Her father, a dreamer and small business man (never a good combination) has died leaving them in dire financial straits. But his passing has been overshadowed in Binny's eyes by the loss of her beloved, uncontrollable puppy Max. After dad's death Max is passed on to Granny. But with her health failing, Aunty Violet makes the decision to have him adopted out, turning her into public enemy number one in Binny's eyes. Max's ongoing, but unknown existence is a nagging link back to life before their father's death. It's a clever and very believable device that allows Hilary Mckay to deal with a major trauma sideways on, giving the book real emotional heft.
It's also rather exciting and very funny. Throughout the main narrative Mckay weaves the climactic event of the story; taking place in fast filling rock pools as Binny and her best enemy Gareth attempt to retrieve a stray fishing net from waters frequented by seals. The impending sense of peril doesn't detract from the unfolding story of Binny's family. In fact it sticks to the relaxed tone of the book – the drama subtly creeping up like the tide.
The main narrative of Binny For Short runs the length of the summer holidays, a six week period that feels like a lifetime to our heroine.
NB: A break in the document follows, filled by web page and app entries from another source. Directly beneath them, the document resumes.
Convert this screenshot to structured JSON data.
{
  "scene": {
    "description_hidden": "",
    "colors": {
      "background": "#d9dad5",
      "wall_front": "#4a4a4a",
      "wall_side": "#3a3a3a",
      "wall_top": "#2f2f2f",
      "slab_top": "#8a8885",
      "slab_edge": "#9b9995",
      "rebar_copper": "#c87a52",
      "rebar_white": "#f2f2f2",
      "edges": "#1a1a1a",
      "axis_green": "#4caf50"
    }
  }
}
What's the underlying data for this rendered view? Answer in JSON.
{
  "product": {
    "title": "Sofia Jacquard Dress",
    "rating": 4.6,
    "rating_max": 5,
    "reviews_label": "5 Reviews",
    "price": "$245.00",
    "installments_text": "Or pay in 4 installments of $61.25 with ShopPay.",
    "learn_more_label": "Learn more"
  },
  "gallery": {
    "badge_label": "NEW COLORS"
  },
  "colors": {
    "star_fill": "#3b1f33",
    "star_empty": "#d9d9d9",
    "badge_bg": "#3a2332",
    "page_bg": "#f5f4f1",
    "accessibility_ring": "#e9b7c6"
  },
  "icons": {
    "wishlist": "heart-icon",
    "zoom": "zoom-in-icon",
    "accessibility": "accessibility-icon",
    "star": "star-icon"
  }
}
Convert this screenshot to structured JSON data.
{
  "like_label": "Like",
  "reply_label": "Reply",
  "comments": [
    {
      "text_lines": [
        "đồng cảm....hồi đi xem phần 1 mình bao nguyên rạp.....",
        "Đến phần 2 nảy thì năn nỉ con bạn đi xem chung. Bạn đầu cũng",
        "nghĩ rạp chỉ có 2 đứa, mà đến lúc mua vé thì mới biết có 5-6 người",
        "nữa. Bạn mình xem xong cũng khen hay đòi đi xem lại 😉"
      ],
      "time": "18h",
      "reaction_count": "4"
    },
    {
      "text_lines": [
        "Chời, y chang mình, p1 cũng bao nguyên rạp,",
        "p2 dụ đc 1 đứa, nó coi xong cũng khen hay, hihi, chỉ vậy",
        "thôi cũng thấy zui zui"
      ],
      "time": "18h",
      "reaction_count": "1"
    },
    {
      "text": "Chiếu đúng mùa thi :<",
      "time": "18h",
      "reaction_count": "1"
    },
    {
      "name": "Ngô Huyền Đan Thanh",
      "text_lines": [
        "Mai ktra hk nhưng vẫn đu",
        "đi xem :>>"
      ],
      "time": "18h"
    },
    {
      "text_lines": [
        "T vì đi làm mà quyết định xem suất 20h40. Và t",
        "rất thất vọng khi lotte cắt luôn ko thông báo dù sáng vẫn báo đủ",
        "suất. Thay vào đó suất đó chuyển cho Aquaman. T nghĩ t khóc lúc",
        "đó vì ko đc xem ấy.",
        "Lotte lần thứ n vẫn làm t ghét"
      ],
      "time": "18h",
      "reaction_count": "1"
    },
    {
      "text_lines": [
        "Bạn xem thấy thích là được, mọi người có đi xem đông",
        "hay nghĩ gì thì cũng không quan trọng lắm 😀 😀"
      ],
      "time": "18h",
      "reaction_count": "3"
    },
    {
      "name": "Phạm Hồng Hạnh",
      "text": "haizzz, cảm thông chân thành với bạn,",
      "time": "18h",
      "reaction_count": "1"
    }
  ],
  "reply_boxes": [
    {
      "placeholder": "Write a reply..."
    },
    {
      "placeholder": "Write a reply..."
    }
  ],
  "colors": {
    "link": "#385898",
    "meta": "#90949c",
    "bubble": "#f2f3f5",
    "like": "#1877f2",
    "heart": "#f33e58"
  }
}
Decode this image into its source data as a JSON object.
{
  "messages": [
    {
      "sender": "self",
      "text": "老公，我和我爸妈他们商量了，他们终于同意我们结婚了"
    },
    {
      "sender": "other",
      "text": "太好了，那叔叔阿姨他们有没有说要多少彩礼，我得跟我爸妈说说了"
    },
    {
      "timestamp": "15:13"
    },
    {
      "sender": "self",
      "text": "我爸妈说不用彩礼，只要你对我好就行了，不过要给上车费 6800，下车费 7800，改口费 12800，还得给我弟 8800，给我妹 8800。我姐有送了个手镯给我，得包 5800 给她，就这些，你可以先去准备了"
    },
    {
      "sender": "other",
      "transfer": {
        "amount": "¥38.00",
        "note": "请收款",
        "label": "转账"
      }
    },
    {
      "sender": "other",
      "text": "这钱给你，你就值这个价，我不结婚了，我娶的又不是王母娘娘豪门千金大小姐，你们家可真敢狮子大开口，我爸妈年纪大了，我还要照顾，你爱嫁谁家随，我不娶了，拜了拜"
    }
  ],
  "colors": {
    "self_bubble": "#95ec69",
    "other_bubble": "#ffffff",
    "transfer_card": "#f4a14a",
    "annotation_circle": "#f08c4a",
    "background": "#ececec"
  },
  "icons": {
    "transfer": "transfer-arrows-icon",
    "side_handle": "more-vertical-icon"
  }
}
The structureless summer months allows for a languid pacing that gives the author the license to fit in huge amounts of interweaving story lines.
It's the comic tangents that I enjoyed the most – many of them featuring Binny's little brother James, whose own summer sees him attempting to set a record for peeing up a fence, wearing a pink wetsuit he found in a bin and in one memorable scene stealing a chicken from the old people's home that his mother works in, finding it a new home in the attic.
The UK edition is available in hardback, with a lovely cover by Karen Radford. The pictures here though come from the US edition – which has some nice stylised interior illustrations by Micah Player. I rather like how the traditional British seaside town is depicted in a hip vintage meets Manga graphic style – it's a disconnect that suits this quirky book rather well.
Hilary McKay is an author who specialises in believable depictions of family life and this book delivers that in spades. The rich cast of rounded characters have earned it a place on the long list for the Carnegie medal (and it really does deserve to reach the shortlist.) Even more exciting is the news that there's a sequel on the way – Binny in Secret, a story that sees our heroine going to school and making a new best enemy. I can't wait to return to this particular seaside town, even if it is out of season.